● WHAT IS EXPECTED: Please tally how many lines of the material below include the word "screenshot", giving only the number.

● DATASET ENTRIES:
*** Block opens ***

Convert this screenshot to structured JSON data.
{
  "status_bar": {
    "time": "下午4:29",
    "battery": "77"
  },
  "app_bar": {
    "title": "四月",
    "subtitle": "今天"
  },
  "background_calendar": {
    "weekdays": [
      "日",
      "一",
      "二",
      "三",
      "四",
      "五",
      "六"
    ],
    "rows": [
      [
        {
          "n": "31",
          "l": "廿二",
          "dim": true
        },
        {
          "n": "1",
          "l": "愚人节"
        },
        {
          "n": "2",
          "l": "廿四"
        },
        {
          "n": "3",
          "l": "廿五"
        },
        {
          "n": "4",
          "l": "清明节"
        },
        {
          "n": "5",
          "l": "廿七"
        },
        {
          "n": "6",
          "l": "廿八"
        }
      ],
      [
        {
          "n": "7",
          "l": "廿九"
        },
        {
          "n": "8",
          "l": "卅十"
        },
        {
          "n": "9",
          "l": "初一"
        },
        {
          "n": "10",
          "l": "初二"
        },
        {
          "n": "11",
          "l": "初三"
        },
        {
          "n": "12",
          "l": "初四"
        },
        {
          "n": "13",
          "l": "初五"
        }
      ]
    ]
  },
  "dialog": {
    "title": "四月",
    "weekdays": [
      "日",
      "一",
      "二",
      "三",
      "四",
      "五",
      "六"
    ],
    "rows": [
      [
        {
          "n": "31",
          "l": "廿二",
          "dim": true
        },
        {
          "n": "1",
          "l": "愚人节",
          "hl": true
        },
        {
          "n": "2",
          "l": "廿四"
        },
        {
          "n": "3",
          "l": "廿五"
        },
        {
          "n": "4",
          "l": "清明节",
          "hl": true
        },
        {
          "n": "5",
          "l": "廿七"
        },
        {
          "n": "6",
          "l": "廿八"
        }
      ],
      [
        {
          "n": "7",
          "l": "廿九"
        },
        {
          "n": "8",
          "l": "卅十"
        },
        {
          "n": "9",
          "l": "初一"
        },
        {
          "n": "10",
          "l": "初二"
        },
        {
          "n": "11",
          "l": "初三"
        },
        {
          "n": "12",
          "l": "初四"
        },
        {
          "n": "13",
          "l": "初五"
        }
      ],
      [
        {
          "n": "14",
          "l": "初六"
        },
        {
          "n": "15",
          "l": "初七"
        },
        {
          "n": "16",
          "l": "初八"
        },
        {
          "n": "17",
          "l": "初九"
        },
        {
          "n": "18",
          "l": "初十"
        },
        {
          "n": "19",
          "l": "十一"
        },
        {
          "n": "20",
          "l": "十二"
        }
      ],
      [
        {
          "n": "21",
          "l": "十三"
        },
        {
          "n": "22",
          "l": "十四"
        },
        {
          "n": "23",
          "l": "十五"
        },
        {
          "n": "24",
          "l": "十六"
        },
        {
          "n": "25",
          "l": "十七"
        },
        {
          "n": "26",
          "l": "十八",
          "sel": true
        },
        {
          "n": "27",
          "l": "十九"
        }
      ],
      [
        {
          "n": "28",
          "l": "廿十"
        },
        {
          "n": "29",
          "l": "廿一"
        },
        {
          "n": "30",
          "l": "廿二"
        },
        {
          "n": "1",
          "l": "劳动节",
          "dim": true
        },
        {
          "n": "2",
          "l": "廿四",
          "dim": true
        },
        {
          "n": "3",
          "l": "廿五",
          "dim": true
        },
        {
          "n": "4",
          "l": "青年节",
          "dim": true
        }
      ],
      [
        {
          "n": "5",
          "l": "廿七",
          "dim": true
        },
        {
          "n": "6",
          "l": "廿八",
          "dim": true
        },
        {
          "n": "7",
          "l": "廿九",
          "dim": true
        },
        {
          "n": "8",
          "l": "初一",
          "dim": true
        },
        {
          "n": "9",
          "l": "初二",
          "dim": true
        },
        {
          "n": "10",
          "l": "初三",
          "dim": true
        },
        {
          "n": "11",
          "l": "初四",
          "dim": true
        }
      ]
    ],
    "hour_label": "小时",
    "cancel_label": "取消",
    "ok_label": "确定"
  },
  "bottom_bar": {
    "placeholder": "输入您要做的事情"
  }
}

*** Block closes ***
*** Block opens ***

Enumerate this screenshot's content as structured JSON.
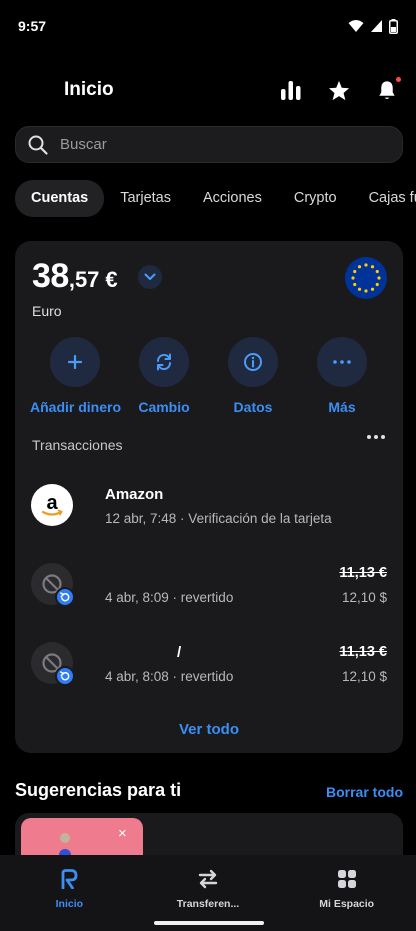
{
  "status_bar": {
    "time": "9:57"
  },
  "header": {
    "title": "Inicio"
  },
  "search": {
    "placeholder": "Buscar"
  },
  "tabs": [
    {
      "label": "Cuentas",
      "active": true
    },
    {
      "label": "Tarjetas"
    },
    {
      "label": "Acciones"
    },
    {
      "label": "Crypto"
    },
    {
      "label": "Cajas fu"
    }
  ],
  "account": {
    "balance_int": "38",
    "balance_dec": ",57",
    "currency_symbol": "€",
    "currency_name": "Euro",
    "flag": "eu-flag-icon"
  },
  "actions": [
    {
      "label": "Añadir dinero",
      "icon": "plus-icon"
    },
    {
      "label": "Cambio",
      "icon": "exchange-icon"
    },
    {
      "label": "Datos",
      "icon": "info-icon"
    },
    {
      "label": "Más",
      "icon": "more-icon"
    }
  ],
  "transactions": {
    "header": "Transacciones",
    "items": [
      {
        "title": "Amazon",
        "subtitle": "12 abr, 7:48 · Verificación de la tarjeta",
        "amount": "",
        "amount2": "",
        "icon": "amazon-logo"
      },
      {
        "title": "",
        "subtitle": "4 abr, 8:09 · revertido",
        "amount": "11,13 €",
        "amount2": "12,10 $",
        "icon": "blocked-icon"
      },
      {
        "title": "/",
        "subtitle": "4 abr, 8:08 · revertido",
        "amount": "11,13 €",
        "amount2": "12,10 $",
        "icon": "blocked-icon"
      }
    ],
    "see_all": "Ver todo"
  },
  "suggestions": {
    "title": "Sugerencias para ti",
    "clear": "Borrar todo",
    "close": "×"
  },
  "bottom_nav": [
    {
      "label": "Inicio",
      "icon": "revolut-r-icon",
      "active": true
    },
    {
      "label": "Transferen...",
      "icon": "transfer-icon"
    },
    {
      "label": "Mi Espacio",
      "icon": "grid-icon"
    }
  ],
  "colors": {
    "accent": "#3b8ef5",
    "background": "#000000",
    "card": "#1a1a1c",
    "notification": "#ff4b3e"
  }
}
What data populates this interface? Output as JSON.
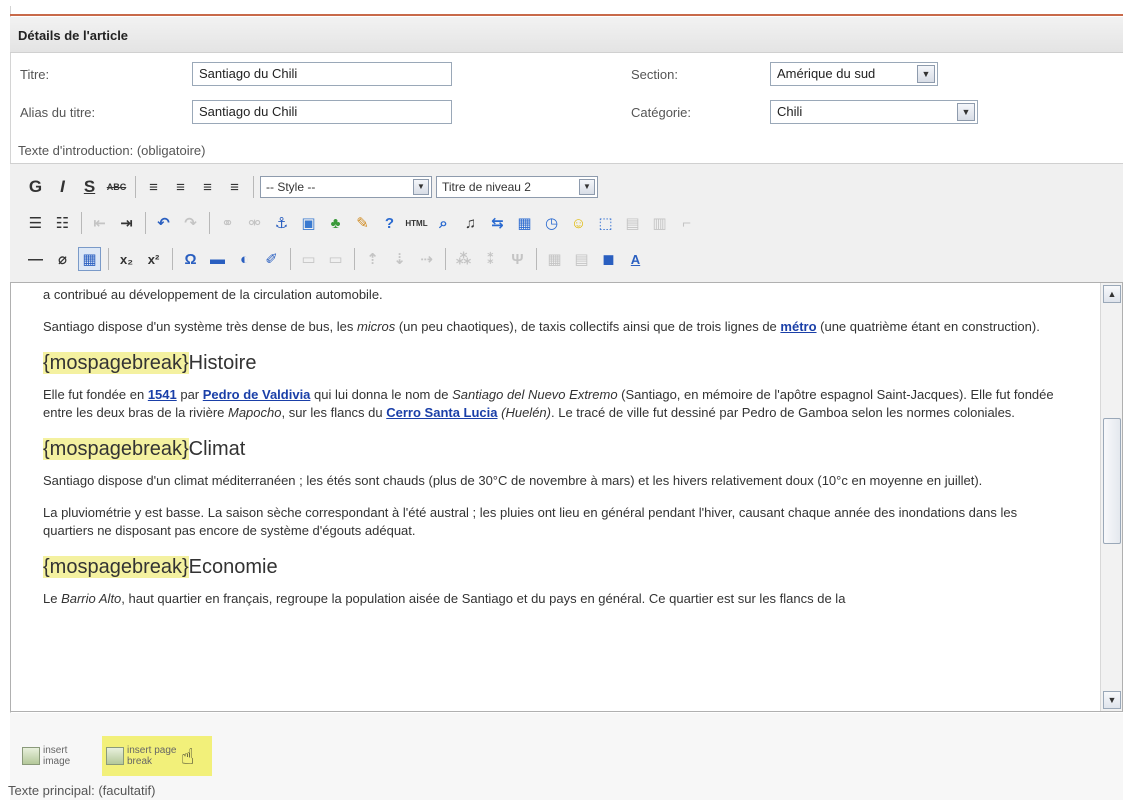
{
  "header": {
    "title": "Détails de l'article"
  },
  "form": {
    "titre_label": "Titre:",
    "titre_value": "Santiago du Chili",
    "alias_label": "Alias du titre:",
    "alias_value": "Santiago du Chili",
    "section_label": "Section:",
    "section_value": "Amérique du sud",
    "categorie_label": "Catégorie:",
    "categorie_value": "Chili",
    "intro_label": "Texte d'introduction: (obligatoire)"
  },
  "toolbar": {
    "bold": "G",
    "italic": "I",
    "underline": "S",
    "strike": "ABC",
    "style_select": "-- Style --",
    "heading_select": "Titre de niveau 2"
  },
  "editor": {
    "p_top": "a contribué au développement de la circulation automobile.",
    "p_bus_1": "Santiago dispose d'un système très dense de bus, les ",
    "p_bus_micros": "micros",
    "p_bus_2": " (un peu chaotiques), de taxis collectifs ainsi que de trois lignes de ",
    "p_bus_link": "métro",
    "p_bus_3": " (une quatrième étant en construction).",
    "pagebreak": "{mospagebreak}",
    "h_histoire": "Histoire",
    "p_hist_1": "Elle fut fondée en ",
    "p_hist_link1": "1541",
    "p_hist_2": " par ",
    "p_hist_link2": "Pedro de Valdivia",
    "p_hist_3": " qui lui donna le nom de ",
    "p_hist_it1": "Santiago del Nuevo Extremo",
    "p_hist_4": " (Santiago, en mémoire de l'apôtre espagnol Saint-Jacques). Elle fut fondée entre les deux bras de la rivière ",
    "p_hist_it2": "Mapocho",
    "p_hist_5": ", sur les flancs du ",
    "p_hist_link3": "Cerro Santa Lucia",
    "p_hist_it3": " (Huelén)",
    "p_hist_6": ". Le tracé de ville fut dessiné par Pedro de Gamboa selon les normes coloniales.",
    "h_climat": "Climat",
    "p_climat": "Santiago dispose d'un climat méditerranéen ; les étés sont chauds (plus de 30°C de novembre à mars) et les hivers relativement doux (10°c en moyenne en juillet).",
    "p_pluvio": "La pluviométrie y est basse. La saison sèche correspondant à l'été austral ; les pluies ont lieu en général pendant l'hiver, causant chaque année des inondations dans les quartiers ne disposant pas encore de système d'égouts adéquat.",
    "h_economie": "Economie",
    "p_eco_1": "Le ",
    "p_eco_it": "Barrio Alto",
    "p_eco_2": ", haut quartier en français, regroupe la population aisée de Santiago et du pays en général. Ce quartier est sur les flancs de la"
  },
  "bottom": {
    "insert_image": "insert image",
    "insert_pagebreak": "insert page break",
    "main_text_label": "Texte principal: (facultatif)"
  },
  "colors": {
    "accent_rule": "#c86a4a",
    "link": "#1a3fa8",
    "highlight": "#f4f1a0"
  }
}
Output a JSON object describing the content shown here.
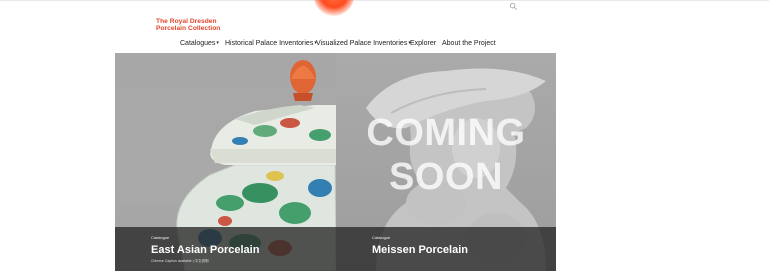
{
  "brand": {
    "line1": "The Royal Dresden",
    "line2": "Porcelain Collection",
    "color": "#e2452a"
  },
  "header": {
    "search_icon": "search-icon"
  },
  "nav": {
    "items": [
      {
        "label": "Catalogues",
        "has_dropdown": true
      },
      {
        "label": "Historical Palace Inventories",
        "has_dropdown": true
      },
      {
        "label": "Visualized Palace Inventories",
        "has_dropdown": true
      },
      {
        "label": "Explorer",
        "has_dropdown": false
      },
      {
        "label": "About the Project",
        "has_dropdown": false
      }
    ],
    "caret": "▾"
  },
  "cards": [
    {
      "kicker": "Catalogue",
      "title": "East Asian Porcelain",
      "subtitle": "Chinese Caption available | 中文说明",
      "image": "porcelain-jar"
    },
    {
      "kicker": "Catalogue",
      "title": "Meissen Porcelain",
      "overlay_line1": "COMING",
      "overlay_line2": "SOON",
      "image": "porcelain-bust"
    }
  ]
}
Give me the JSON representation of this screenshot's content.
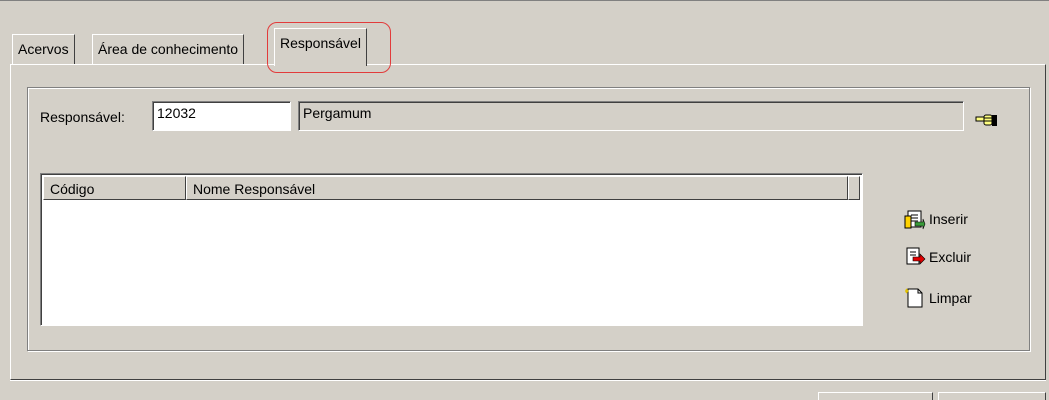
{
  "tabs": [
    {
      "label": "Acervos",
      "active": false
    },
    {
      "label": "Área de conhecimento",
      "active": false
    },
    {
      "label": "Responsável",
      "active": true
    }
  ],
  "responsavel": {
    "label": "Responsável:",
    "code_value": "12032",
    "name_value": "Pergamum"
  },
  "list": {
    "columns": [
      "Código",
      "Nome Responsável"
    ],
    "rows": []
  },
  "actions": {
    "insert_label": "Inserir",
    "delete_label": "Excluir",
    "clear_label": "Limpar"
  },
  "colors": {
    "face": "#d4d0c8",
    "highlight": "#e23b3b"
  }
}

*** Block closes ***

● WRITTEN SOLUTION: 3